Paris leads with intrigue: A British couple heading home from a French vacation makes a rest stop. When the male driver returns from the toilet, his female companion has disappeared without a trace. We soon learn that the couple is Finn and his girlfriend, Layla Gray. The book goes back and forth between time and point of view, and we immediately learn that Finn is an unreliable narrator. He is quite naturally the prime suspect in Layla's disappearance. Though he's cleared of wrong-doing, he informs us that he told both French and English authorities the truth, "just not the whole truth."    

We also learn that Finn met Layla in the Underground—he an upscale Yuppie on his way to a party, and she a Scottish country bumpkin in London for the first time with no clue that she'd never find a youth hostel bed on New Year's Eve. Layla ends up staying at the posh flat Finn shares with Harry and before you can say, "Holy plot device," Finn has dumped his girlfriend for Layla. Harry is baffled as Layla is everything Finn is not: sweet, vulnerable, reckless, non-calculating, and na├»ve is ways that blur the line between inexperience and mental instability. The last trait surfaces anew when she and Finn move to a country cottage, but Layla begins to act oddly. She claims she longs for London because Devon reminds her too much of the Isle of Lewis, where she grew up. It also makes her miss her sister, Ellen, who stayed on Lewis to care for their father in his final days, even though he was an abusive alcoholic lout. But the trip to France was not an engagement trip, as Finn told police. Was the purpose something more sinister? 

Twelve years pass. Layla has been declared legally dead, Finn now lives a quiet life in the Cotswolds, and he is affianced to Ellen, Layla's sister. She is Layla's opposite—calm, sophisticated, sensible, demure…. But the very announcement of impending nuptials sets off a string of bizarre consequences that begin when Ellen receives in the mail the missing piece of a Russian doll set she lost as a child. Only Layla knew about this. Other Russian dolls appear, with Finn doing his best to snatch them away before Ellen discovers them. There are reports of Ellen sightings and Finn begins to get emails with information that only Layla knew. Is she back? Is this a sick joke? Why doesn't she show herself? These questions haunt Finn. He becomes more and more agitated and irrational—which doesn't make him any more likable.

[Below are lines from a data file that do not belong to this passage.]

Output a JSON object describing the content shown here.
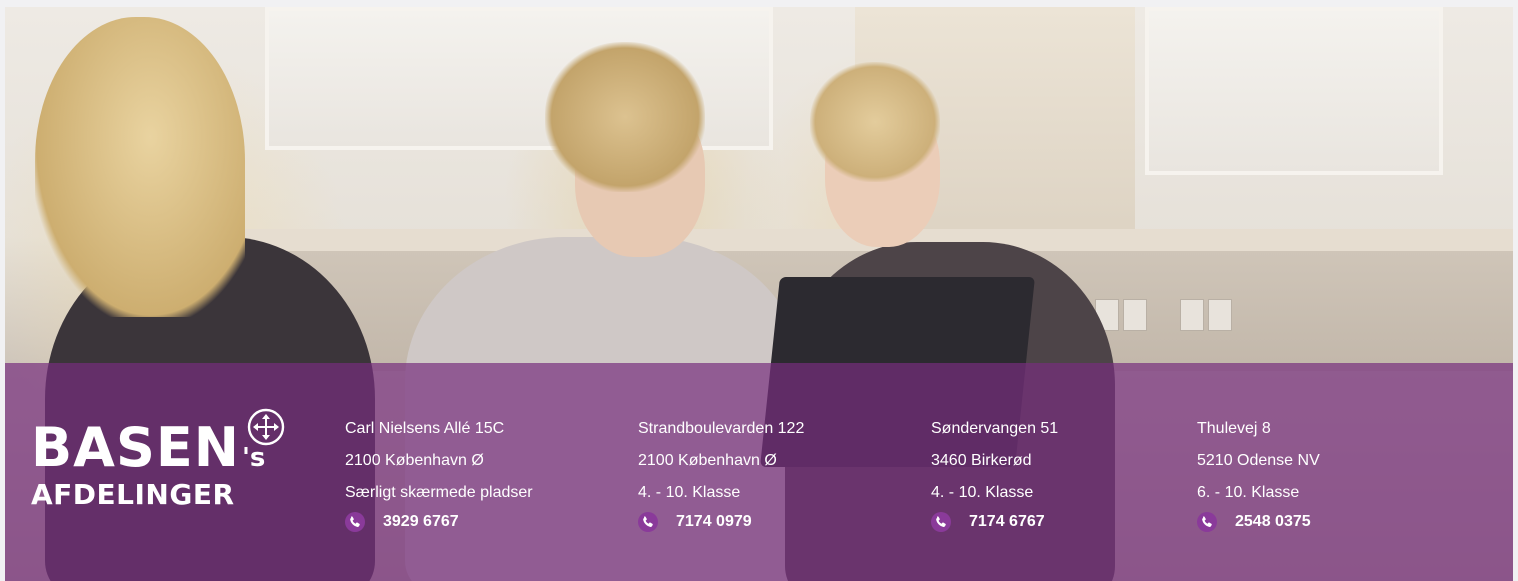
{
  "brand": {
    "word": "BASEN",
    "suffix": "'s",
    "subtitle": "AFDELINGER",
    "icon": "move-arrows-icon"
  },
  "locations": [
    {
      "address": "Carl Nielsens Allé 15C",
      "city": "2100 København Ø",
      "info": "Særligt skærmede pladser",
      "phone": "3929 6767"
    },
    {
      "address": "Strandboulevarden 122",
      "city": "2100 København Ø",
      "info": "4. - 10. Klasse",
      "phone": "7174 0979"
    },
    {
      "address": "Søndervangen 51",
      "city": "3460 Birkerød",
      "info": "4. - 10. Klasse",
      "phone": "7174 6767"
    },
    {
      "address": "Thulevej 8",
      "city": "5210 Odense NV",
      "info": "6. - 10. Klasse",
      "phone": "2548 0375"
    }
  ],
  "colors": {
    "band": "#762e7d",
    "phone_icon": "#8a3a9a",
    "text": "#ffffff"
  }
}
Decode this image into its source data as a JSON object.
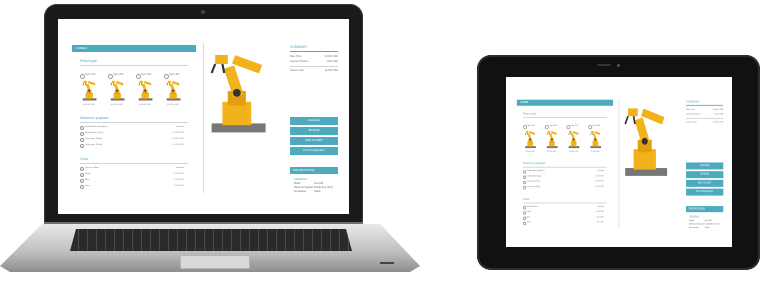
{
  "app": {
    "header_title": "LOREM",
    "section_robot_type": "Robot type",
    "section_payload": "Maximum payload",
    "section_color": "Color",
    "robots": [
      {
        "label": "Type 100",
        "price": "40,000 USD"
      },
      {
        "label": "Type 200",
        "price": "45,000 USD"
      },
      {
        "label": "Type 300",
        "price": "50,000 USD"
      },
      {
        "label": "Type 400",
        "price": "55,000 USD"
      }
    ],
    "payload_options": [
      {
        "label": "Double Arm (5kg Base)",
        "price": "included"
      },
      {
        "label": "Double Arm (10kg)",
        "price": "+ 2,000 USD"
      },
      {
        "label": "Telescopic (15kg)",
        "price": "+ 4,000 USD"
      },
      {
        "label": "Telescopic (20kg)",
        "price": "+ 6,000 USD"
      }
    ],
    "color_options": [
      {
        "label": "Sunset Yellow",
        "price": "included"
      },
      {
        "label": "White",
        "price": "+ 500 USD"
      },
      {
        "label": "Blue",
        "price": "+ 500 USD"
      },
      {
        "label": "Grey",
        "price": "+ 500 USD"
      }
    ],
    "summary": {
      "title": "SUMMARY",
      "rows": [
        {
          "label": "Base Price",
          "value": "40,000 USD"
        },
        {
          "label": "Selected Options",
          "value": "2,500 USD"
        },
        {
          "label": "Current Total",
          "value": "42,500 USD"
        }
      ]
    },
    "buttons": {
      "download": "Download",
      "view_3d": "3D Model",
      "add_to_cart": "ADD TO CART",
      "print": "Print Configuration"
    },
    "specs": {
      "title": "SPECIFICATIONS",
      "subtitle": "GENERAL",
      "rows": [
        {
          "label": "Model",
          "value": "Lord 180"
        },
        {
          "label": "Maximum Payload",
          "value": "Double Arm (10 K)"
        },
        {
          "label": "Accessories",
          "value": "Yellow"
        }
      ]
    }
  },
  "colors": {
    "accent": "#4eaabf",
    "robot_yellow": "#f2b21b",
    "device_bezel": "#1a1a1a"
  }
}
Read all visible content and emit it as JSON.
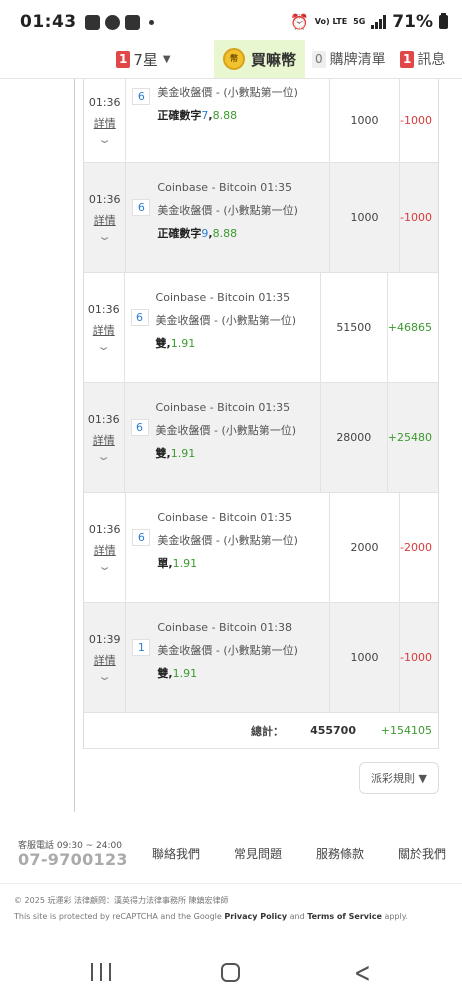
{
  "status_bar": {
    "time": "01:43",
    "battery": "71%",
    "network": "5G",
    "volte": "Vo) LTE"
  },
  "nav": {
    "star_badge": "1",
    "star_label": "7星",
    "coin_label": "買嘛幣",
    "coin_icon_text": "幣",
    "list_badge": "0",
    "list_label": "購牌清單",
    "msg_badge": "1",
    "msg_label": "訊息"
  },
  "bets": [
    {
      "time": "01:36",
      "detail": "詳情",
      "issue_num": "6",
      "issue_title": "",
      "issue_desc": "美金收盤價 - (小數點第一位)",
      "pick_label": "正確數字",
      "pick_value": "7",
      "odds": "8.88",
      "amount": "1000",
      "win": "-1000",
      "win_sign": "neg"
    },
    {
      "time": "01:36",
      "detail": "詳情",
      "issue_num": "6",
      "issue_title": "Coinbase - Bitcoin 01:35",
      "issue_desc": "美金收盤價 - (小數點第一位)",
      "pick_label": "正確數字",
      "pick_value": "9",
      "odds": "8.88",
      "amount": "1000",
      "win": "-1000",
      "win_sign": "neg"
    },
    {
      "time": "01:36",
      "detail": "詳情",
      "issue_num": "6",
      "issue_title": "Coinbase - Bitcoin 01:35",
      "issue_desc": "美金收盤價 - (小數點第一位)",
      "pick_label": "雙",
      "pick_value": "",
      "odds": "1.91",
      "amount": "51500",
      "win": "+46865",
      "win_sign": "pos"
    },
    {
      "time": "01:36",
      "detail": "詳情",
      "issue_num": "6",
      "issue_title": "Coinbase - Bitcoin 01:35",
      "issue_desc": "美金收盤價 - (小數點第一位)",
      "pick_label": "雙",
      "pick_value": "",
      "odds": "1.91",
      "amount": "28000",
      "win": "+25480",
      "win_sign": "pos"
    },
    {
      "time": "01:36",
      "detail": "詳情",
      "issue_num": "6",
      "issue_title": "Coinbase - Bitcoin 01:35",
      "issue_desc": "美金收盤價 - (小數點第一位)",
      "pick_label": "單",
      "pick_value": "",
      "odds": "1.91",
      "amount": "2000",
      "win": "-2000",
      "win_sign": "neg"
    },
    {
      "time": "01:39",
      "detail": "詳情",
      "issue_num": "1",
      "issue_title": "Coinbase - Bitcoin 01:38",
      "issue_desc": "美金收盤價 - (小數點第一位)",
      "pick_label": "雙",
      "pick_value": "",
      "odds": "1.91",
      "amount": "1000",
      "win": "-1000",
      "win_sign": "neg"
    }
  ],
  "total": {
    "label": "總計：",
    "amount": "455700",
    "win": "+154105"
  },
  "rules_button": "派彩規則 ▼",
  "footer": {
    "hotline_label": "客服電話 09:30 ~ 24:00",
    "hotline": "07-9700123",
    "links": [
      "聯絡我們",
      "常見問題",
      "服務條款",
      "關於我們"
    ],
    "copyright": "© 2025 玩運彩 法律顧問：漢英得力法律事務所 陳鎮宏律師",
    "recaptcha_pre": "This site is protected by reCAPTCHA and the Google ",
    "privacy": "Privacy Policy",
    "and": " and ",
    "terms": "Terms of Service",
    "apply": " apply."
  },
  "colors": {
    "negative": "#d93a3a",
    "positive": "#3a9a2e",
    "issue_blue": "#2c7dd6",
    "coin_bg": "#e8f7cf",
    "badge_red": "#e04848"
  }
}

As I suggested earlier, much of Bring Me Back is more or less a crib of Gaslight, with the gender roles reversed. Although I unraveled a few rather obvious clues early on, I give Paris credit in that I did not anticipate the mystery's resolution. Nor did I particularly buy it once I finished the novel and thought about it. But perhaps this is the classic definition of a good summer read—one that keeps you swirling in the whirlpool until you cling to a branch, pull yourself out, and discover that the churning water was only two feet deep.

Thanks to St. Martin's Press and NetGalley for providing an advance copy of this novel.

Rob Weir